"""

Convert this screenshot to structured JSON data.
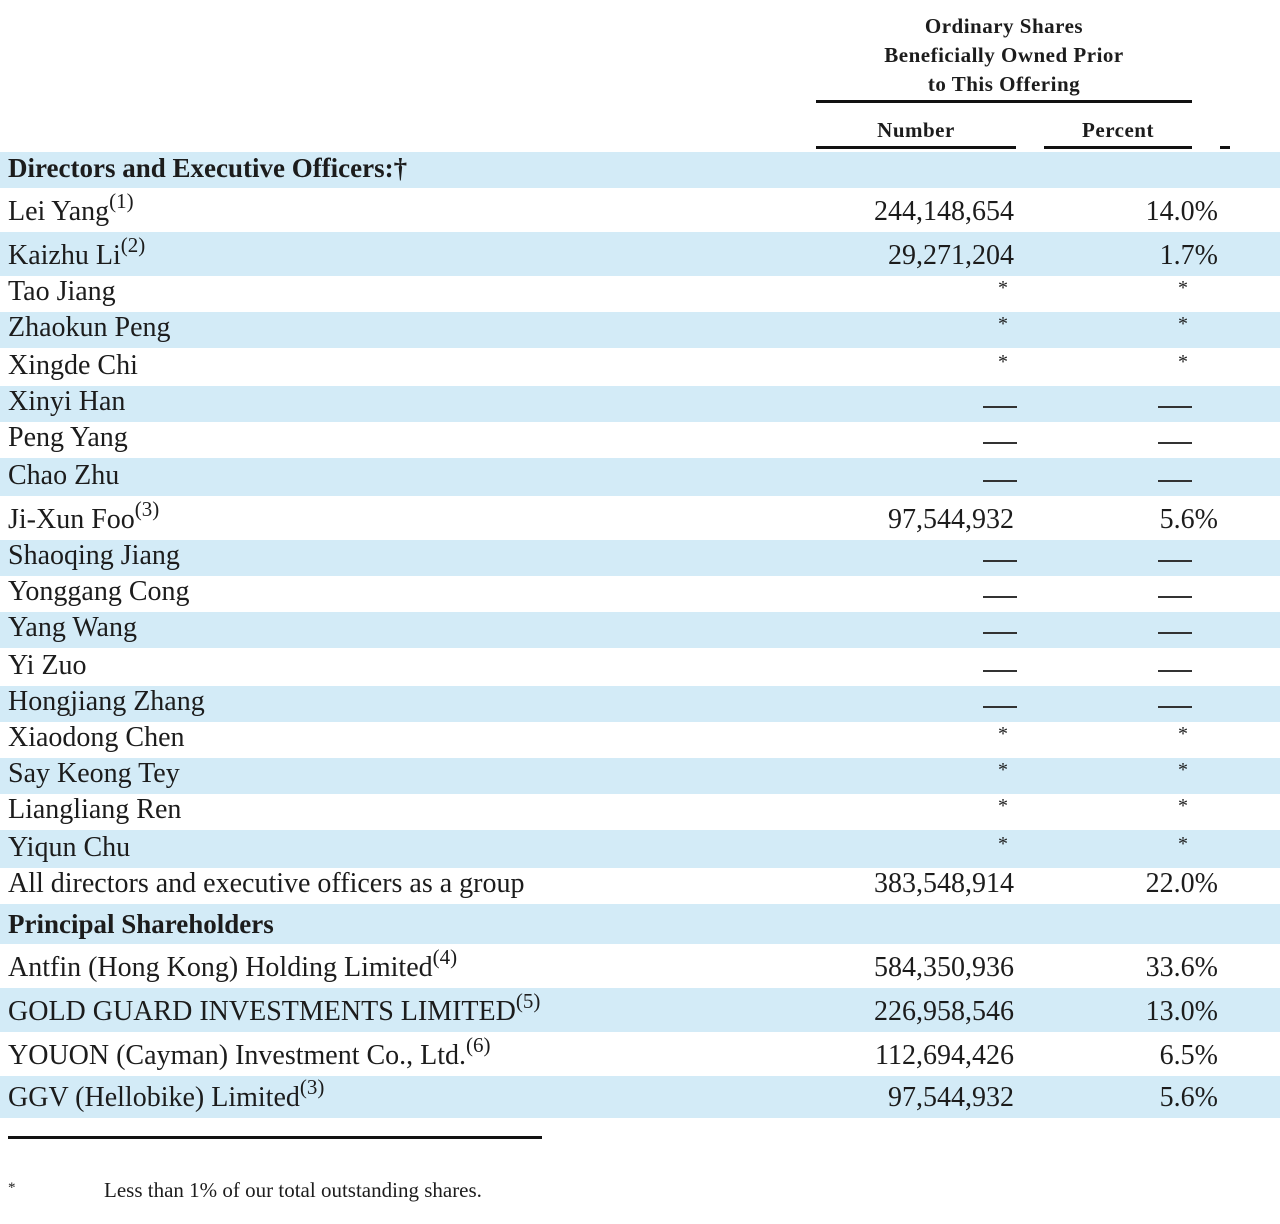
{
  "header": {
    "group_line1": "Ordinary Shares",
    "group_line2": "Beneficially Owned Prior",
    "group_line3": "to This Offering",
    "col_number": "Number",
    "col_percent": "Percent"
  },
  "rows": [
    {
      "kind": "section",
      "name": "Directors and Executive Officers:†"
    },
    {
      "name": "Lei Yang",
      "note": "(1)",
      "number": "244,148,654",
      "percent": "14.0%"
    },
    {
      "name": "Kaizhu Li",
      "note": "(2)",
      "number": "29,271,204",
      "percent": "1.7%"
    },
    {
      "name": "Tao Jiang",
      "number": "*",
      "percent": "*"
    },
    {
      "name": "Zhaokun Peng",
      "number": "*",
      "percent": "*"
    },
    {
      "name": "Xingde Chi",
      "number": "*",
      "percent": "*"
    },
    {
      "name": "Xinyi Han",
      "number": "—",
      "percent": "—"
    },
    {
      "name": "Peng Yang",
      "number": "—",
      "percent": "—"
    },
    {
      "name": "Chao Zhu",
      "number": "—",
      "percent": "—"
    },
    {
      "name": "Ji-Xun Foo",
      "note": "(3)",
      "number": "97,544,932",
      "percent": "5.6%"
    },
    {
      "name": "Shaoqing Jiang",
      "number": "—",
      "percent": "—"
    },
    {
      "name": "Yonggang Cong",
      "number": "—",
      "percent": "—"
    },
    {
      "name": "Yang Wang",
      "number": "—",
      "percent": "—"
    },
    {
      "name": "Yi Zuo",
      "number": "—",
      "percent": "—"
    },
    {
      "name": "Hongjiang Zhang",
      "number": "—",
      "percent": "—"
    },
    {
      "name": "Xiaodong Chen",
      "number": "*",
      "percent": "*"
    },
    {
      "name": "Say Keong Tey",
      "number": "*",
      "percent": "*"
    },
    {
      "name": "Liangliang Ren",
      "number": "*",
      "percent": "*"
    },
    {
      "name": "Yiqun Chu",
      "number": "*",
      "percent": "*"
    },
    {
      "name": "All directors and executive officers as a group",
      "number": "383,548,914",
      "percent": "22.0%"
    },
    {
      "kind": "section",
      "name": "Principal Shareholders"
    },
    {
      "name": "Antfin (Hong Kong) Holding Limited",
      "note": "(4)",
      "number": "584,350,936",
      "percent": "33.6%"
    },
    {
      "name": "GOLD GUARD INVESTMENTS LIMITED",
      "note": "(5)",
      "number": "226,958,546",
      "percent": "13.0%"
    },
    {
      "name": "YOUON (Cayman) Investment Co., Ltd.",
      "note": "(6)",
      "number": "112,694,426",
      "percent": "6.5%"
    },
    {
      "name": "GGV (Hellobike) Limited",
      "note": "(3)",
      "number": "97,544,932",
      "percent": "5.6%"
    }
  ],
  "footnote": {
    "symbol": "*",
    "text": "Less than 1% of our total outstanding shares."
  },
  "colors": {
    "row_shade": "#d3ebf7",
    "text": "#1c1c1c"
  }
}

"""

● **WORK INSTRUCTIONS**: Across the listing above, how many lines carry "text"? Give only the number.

● **THE COMPLETED TASK**: 2